Financial support and sponsorship
Conflicts of interest
There are no conflicts of interest.
| References|| |
World Health Organization. TB – A Global Emergency. Geneva: WHO; 1994.
World Health Organization. Global Tuberculosis Control: Surveillance, Planning and Financing. WHO Report. WHO/HTM/TB/2008.393. Geneva, Switzerland: WHO; 2008.
World Health Organization. Global Tuberculosis Control: Epidemiology, Strategy, Financing: WHO Report 2009b (who/htm/tb/2009.411). Geneva, Switzerland: WHO; 2009b.
Dye C, Watt CJ, Bleed DM, Hosseini SM, Raviglione MC. Evolution of tuberculosis control and prospects for reducing tuberculosis incidence, prevalence, and deaths globally. JAMA 2005;293:2767-75.
Getahun B, Ameni G, Medhin G, Biadgilign S. Treatment outcome of tuberculosis patients under directly observed treatment in Addis Ababa, Ethiopia. Braz J Infect Dis 2013;17:521-8.
Alobu I, Oshi DC, Oshi SN, Ukwaja KN. Profile and determinants of treatment failure among smear-positive pulmonary tuberculosis patients in Ebonyi, Southeastern Nigeria. Int J Mycobacteriol 2014;3:127-31. [Full text]
Tessema B, Muche A, Bekele A, Reissig D, Emmrich F, Sack U, et al.
Treatment outcome of tuberculosis patients at Gondar University Teaching Hospital, Northwest Ethiopia. A five – Year retrospective study. BMC Public Health 2009;9:371.
Worku S, Derbie A, Mekonnen D, Biadglegne F. Treatment outcomes of tuberculosis patients under directly observed treatment short-course at debre tabor general hospital, Northwest Ethiopia: Nine-years retrospective study. Infect Dis Poverty 2018;7:16.
Tafess K, Mengistu B, Woldeyohannes D, Sisay S. Determining treatment outcome of smear-positive pulmonary tuberculosis cases in afar regional state, Ethiopia: A retrospective facility based study.
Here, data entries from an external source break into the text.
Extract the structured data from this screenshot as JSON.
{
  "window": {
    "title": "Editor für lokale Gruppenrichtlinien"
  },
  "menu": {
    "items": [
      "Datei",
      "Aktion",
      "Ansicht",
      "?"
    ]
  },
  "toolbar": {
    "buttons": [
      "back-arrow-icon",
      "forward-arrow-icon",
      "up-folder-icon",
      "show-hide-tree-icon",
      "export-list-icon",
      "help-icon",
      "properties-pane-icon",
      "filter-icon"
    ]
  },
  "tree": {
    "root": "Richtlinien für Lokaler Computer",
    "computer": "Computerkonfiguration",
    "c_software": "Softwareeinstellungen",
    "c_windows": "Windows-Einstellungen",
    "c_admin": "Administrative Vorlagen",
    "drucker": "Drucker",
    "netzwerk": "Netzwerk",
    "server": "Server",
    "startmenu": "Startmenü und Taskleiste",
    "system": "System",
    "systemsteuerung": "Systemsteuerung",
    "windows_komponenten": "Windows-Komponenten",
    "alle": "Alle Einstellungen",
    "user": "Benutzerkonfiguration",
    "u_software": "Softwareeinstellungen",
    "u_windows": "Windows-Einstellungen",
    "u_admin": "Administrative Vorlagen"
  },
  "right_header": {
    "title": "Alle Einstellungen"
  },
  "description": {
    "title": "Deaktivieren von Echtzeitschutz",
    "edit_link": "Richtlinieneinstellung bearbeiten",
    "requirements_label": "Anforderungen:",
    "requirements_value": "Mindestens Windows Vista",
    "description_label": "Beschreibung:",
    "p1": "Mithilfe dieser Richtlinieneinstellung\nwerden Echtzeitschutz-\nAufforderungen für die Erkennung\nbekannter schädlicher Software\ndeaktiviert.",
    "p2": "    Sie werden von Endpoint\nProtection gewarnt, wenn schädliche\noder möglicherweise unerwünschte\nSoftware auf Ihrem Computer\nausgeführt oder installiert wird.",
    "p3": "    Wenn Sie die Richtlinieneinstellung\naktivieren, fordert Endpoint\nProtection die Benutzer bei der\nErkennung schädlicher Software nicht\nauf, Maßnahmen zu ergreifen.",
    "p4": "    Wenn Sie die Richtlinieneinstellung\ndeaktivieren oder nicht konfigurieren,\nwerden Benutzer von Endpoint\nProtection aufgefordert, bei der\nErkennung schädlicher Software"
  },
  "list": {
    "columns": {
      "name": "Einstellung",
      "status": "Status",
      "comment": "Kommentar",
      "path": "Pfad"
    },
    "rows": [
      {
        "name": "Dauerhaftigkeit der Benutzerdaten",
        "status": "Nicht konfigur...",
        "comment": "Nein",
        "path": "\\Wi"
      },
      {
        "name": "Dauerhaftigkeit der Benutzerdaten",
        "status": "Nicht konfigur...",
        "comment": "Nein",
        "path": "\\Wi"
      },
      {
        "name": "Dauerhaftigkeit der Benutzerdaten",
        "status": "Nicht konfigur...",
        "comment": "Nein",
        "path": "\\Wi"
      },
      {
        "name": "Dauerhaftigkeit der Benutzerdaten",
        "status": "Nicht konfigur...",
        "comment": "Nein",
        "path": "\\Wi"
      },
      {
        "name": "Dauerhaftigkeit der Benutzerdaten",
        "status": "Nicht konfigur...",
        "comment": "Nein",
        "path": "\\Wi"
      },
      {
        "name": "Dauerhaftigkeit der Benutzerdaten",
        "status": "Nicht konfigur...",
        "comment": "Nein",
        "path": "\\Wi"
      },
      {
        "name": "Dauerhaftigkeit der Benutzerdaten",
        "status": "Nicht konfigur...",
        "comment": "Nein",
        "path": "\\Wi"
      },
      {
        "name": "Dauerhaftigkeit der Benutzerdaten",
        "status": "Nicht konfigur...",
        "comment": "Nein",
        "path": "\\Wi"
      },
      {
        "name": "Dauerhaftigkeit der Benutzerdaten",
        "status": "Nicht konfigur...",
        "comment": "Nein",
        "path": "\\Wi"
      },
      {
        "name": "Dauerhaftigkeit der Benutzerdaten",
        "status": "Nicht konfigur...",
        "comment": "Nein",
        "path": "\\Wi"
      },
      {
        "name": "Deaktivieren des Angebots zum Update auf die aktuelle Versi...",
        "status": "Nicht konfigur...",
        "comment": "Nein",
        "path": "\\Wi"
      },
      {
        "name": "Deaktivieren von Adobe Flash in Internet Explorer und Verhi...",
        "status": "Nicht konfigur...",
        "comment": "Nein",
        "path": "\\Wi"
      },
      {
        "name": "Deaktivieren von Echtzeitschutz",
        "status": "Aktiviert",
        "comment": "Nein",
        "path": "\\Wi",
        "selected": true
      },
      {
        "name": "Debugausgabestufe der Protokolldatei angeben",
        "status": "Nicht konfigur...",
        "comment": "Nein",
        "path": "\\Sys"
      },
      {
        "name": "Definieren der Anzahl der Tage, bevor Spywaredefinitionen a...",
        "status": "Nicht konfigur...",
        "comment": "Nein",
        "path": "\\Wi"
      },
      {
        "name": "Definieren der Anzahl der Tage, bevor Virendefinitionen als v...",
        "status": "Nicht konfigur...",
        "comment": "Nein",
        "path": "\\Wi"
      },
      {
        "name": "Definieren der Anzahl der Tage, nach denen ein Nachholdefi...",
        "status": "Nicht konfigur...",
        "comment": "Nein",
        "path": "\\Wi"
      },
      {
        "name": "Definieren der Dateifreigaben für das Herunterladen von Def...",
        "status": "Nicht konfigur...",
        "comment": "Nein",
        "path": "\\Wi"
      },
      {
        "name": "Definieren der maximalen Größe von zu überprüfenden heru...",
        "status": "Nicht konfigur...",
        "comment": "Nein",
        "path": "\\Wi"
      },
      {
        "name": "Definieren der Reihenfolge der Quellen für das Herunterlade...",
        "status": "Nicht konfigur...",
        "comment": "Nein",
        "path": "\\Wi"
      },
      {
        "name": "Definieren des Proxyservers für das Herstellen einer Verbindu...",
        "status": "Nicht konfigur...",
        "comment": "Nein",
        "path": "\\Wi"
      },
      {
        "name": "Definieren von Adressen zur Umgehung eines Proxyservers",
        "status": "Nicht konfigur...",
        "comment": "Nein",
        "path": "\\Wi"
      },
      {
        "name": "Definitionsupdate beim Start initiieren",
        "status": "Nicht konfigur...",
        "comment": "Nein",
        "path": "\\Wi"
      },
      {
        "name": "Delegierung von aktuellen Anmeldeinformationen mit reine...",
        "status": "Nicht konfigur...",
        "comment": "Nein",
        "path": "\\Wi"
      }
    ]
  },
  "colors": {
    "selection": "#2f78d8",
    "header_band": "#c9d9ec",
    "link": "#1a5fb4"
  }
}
Int J Mycobacteriol 2016;5:164-9. [Full text]
Babatunde AO, Elegbede EO, Ayodele M, Fadare JO, Isinjaye AO, Ibirongbe DO, et al
. Factors affecting treatment outcomes of tuberculosis in a tertiary health center in Southwestern Nigeria. IJHSS 2013;4:209-18.
Melese A, Zeleke B, Ewnete B. Treatment outcome and associated factors among tuberculosis patients in debre tabor, Northwestern Ethiopia: A retrospective study. Tuberc Res Treat 2016;2016:1354356.
Bhagat MV, Gattani LP. Factors affecting tuberculosis retreatment and defaults in Nanded, India. Southeast Asian J Trop Med Public Health 2010;41:1153-7.
Mekonnen D, Derbie A, Desalegn E. TB/HIV co-infections and associated factors among patients on directly observed treatment short course in Northeastern Ethiopia: A 4 years retrospective study. BMC Res Notes 2015;8:666.
Pawlowski A, Jansson M, Sköld M, Rottenberg ME, Källenius G. Tuberculosis and HIV co-infection. PLoS Pathog 2012;8: e1002464.
[Figure 1], [Figure 2]
[Table 1], [Table 2], [Table 3]